Task objective: Retype every record that follows, character for character.

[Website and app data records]
□ □ □ □

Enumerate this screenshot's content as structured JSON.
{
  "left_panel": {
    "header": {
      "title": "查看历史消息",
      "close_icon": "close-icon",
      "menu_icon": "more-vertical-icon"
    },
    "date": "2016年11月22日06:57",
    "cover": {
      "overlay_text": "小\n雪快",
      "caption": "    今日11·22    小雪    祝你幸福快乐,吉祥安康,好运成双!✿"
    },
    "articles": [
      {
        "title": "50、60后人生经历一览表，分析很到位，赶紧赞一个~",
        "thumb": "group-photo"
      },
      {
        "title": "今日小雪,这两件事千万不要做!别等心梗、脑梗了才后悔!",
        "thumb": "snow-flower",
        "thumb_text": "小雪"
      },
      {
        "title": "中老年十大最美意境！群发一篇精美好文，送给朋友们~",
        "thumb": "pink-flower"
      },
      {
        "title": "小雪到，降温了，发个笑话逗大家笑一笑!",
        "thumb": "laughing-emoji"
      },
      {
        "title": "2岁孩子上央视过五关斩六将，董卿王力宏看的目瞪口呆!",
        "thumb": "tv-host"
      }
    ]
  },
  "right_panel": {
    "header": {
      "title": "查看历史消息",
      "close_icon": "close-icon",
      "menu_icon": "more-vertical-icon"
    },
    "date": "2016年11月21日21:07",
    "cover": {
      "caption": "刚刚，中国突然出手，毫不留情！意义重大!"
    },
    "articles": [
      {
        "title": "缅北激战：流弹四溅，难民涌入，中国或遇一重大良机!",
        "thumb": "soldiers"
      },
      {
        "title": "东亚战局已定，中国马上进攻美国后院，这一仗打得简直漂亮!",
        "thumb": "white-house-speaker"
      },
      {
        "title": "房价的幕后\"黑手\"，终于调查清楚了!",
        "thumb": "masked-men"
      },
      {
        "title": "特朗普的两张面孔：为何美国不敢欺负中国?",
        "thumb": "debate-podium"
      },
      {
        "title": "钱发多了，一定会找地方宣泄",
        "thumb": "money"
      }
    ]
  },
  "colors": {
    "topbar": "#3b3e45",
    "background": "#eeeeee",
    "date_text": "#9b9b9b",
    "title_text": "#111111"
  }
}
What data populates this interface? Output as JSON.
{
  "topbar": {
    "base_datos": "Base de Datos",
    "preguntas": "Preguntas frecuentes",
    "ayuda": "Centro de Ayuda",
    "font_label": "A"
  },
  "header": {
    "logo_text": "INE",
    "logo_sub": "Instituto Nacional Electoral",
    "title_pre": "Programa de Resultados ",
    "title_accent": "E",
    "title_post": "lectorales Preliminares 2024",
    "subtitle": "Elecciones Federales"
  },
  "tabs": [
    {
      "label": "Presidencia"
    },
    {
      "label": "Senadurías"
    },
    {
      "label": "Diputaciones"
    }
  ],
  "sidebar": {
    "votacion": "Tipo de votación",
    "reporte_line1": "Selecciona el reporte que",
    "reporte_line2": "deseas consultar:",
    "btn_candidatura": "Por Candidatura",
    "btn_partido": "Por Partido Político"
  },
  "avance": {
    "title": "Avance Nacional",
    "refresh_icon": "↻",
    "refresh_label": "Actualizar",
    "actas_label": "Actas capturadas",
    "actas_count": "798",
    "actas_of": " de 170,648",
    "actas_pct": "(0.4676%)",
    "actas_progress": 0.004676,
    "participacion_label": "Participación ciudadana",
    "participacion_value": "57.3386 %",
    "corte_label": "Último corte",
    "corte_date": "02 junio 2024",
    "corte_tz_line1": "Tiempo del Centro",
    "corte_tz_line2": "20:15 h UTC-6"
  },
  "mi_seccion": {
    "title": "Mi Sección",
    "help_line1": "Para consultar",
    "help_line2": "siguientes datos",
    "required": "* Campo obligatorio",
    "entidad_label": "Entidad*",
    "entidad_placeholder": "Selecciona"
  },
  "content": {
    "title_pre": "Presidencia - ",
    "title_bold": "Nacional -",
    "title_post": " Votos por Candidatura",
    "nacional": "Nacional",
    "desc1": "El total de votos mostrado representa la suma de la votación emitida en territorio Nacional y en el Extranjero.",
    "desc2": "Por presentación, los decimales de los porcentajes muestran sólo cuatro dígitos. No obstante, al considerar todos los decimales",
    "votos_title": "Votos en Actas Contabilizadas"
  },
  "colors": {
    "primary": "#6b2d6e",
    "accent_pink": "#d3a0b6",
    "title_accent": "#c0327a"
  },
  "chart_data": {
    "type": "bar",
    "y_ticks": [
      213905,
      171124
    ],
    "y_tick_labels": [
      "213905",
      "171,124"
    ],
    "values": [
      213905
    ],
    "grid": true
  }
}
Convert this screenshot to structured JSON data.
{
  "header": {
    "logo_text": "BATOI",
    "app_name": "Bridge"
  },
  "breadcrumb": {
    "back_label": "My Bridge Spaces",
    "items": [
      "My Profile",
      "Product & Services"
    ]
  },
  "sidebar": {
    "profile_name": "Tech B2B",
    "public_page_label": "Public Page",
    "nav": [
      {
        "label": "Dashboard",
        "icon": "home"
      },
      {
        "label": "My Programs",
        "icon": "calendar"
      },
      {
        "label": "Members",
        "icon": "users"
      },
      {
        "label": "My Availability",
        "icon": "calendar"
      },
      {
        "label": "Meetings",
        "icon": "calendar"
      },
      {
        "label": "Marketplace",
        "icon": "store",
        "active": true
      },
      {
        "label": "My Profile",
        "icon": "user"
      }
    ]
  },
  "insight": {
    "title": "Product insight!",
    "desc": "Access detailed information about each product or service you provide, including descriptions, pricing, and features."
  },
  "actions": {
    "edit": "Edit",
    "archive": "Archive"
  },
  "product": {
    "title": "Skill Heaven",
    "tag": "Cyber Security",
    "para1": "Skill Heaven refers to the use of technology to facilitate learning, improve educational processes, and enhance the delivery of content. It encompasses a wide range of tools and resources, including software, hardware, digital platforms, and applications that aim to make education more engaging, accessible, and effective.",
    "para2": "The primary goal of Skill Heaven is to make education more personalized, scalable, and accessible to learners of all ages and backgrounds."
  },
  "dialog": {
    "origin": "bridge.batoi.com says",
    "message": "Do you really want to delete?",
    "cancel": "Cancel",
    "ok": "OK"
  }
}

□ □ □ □

Task output:
Enumerate this screenshot's content as structured JSON.
{
  "left_panel": {
    "header": {
      "title": "查看历史消息",
      "close_icon": "close-icon",
      "menu_icon": "more-vertical-icon"
    },
    "date": "2016年11月22日06:57",
    "cover": {
      "overlay_text": "小\n雪快",
      "caption": "    今日11·22    小雪    祝你幸福快乐,吉祥安康,好运成双!✿"
    },
    "articles": [
      {
        "title": "50、60后人生经历一览表，分析很到位，赶紧赞一个~",
        "thumb": "group-photo"
      },
      {
        "title": "今日小雪,这两件事千万不要做!别等心梗、脑梗了才后悔!",
        "thumb": "snow-flower",
        "thumb_text": "小雪"
      },
      {
        "title": "中老年十大最美意境！群发一篇精美好文，送给朋友们~",
        "thumb": "pink-flower"
      },
      {
        "title": "小雪到，降温了，发个笑话逗大家笑一笑!",
        "thumb": "laughing-emoji"
      },
      {
        "title": "2岁孩子上央视过五关斩六将，董卿王力宏看的目瞪口呆!",
        "thumb": "tv-host"
      }
    ]
  },
  "right_panel": {
    "header": {
      "title": "查看历史消息",
      "close_icon": "close-icon",
      "menu_icon": "more-vertical-icon"
    },
    "date": "2016年11月21日21:07",
    "cover": {
      "caption": "刚刚，中国突然出手，毫不留情！意义重大!"
    },
    "articles": [
      {
        "title": "缅北激战：流弹四溅，难民涌入，中国或遇一重大良机!",
        "thumb": "soldiers"
      },
      {
        "title": "东亚战局已定，中国马上进攻美国后院，这一仗打得简直漂亮!",
        "thumb": "white-house-speaker"
      },
      {
        "title": "房价的幕后\"黑手\"，终于调查清楚了!",
        "thumb": "masked-men"
      },
      {
        "title": "特朗普的两张面孔：为何美国不敢欺负中国?",
        "thumb": "debate-podium"
      },
      {
        "title": "钱发多了，一定会找地方宣泄",
        "thumb": "money"
      }
    ]
  },
  "colors": {
    "topbar": "#3b3e45",
    "background": "#eeeeee",
    "date_text": "#9b9b9b",
    "title_text": "#111111"
  }
}
What data populates this interface? Output as JSON.
{
  "topbar": {
    "base_datos": "Base de Datos",
    "preguntas": "Preguntas frecuentes",
    "ayuda": "Centro de Ayuda",
    "font_label": "A"
  },
  "header": {
    "logo_text": "INE",
    "logo_sub": "Instituto Nacional Electoral",
    "title_pre": "Programa de Resultados ",
    "title_accent": "E",
    "title_post": "lectorales Preliminares 2024",
    "subtitle": "Elecciones Federales"
  },
  "tabs": [
    {
      "label": "Presidencia"
    },
    {
      "label": "Senadurías"
    },
    {
      "label": "Diputaciones"
    }
  ],
  "sidebar": {
    "votacion": "Tipo de votación",
    "reporte_line1": "Selecciona el reporte que",
    "reporte_line2": "deseas consultar:",
    "btn_candidatura": "Por Candidatura",
    "btn_partido": "Por Partido Político"
  },
  "avance": {
    "title": "Avance Nacional",
    "refresh_icon": "↻",
    "refresh_label": "Actualizar",
    "actas_label": "Actas capturadas",
    "actas_count": "798",
    "actas_of": " de 170,648",
    "actas_pct": "(0.4676%)",
    "actas_progress": 0.004676,
    "participacion_label": "Participación ciudadana",
    "participacion_value": "57.3386 %",
    "corte_label": "Último corte",
    "corte_date": "02 junio 2024",
    "corte_tz_line1": "Tiempo del Centro",
    "corte_tz_line2": "20:15 h UTC-6"
  },
  "mi_seccion": {
    "title": "Mi Sección",
    "help_line1": "Para consultar",
    "help_line2": "siguientes datos",
    "required": "* Campo obligatorio",
    "entidad_label": "Entidad*",
    "entidad_placeholder": "Selecciona"
  },
  "content": {
    "title_pre": "Presidencia - ",
    "title_bold": "Nacional -",
    "title_post": " Votos por Candidatura",
    "nacional": "Nacional",
    "desc1": "El total de votos mostrado representa la suma de la votación emitida en territorio Nacional y en el Extranjero.",
    "desc2": "Por presentación, los decimales de los porcentajes muestran sólo cuatro dígitos. No obstante, al considerar todos los decimales",
    "votos_title": "Votos en Actas Contabilizadas"
  },
  "colors": {
    "primary": "#6b2d6e",
    "accent_pink": "#d3a0b6",
    "title_accent": "#c0327a"
  },
  "chart_data": {
    "type": "bar",
    "y_ticks": [
      213905,
      171124
    ],
    "y_tick_labels": [
      "213905",
      "171,124"
    ],
    "values": [
      213905
    ],
    "grid": true
  }
}
Convert this screenshot to structured JSON data.
{
  "header": {
    "logo_text": "BATOI",
    "app_name": "Bridge"
  },
  "breadcrumb": {
    "back_label": "My Bridge Spaces",
    "items": [
      "My Profile",
      "Product & Services"
    ]
  },
  "sidebar": {
    "profile_name": "Tech B2B",
    "public_page_label": "Public Page",
    "nav": [
      {
        "label": "Dashboard",
        "icon": "home"
      },
      {
        "label": "My Programs",
        "icon": "calendar"
      },
      {
        "label": "Members",
        "icon": "users"
      },
      {
        "label": "My Availability",
        "icon": "calendar"
      },
      {
        "label": "Meetings",
        "icon": "calendar"
      },
      {
        "label": "Marketplace",
        "icon": "store",
        "active": true
      },
      {
        "label": "My Profile",
        "icon": "user"
      }
    ]
  },
  "insight": {
    "title": "Product insight!",
    "desc": "Access detailed information about each product or service you provide, including descriptions, pricing, and features."
  },
  "actions": {
    "edit": "Edit",
    "archive": "Archive"
  },
  "product": {
    "title": "Skill Heaven",
    "tag": "Cyber Security",
    "para1": "Skill Heaven refers to the use of technology to facilitate learning, improve educational processes, and enhance the delivery of content. It encompasses a wide range of tools and resources, including software, hardware, digital platforms, and applications that aim to make education more engaging, accessible, and effective.",
    "para2": "The primary goal of Skill Heaven is to make education more personalized, scalable, and accessible to learners of all ages and backgrounds."
  },
  "dialog": {
    "origin": "bridge.batoi.com says",
    "message": "Do you really want to delete?",
    "cancel": "Cancel",
    "ok": "OK"
  }
}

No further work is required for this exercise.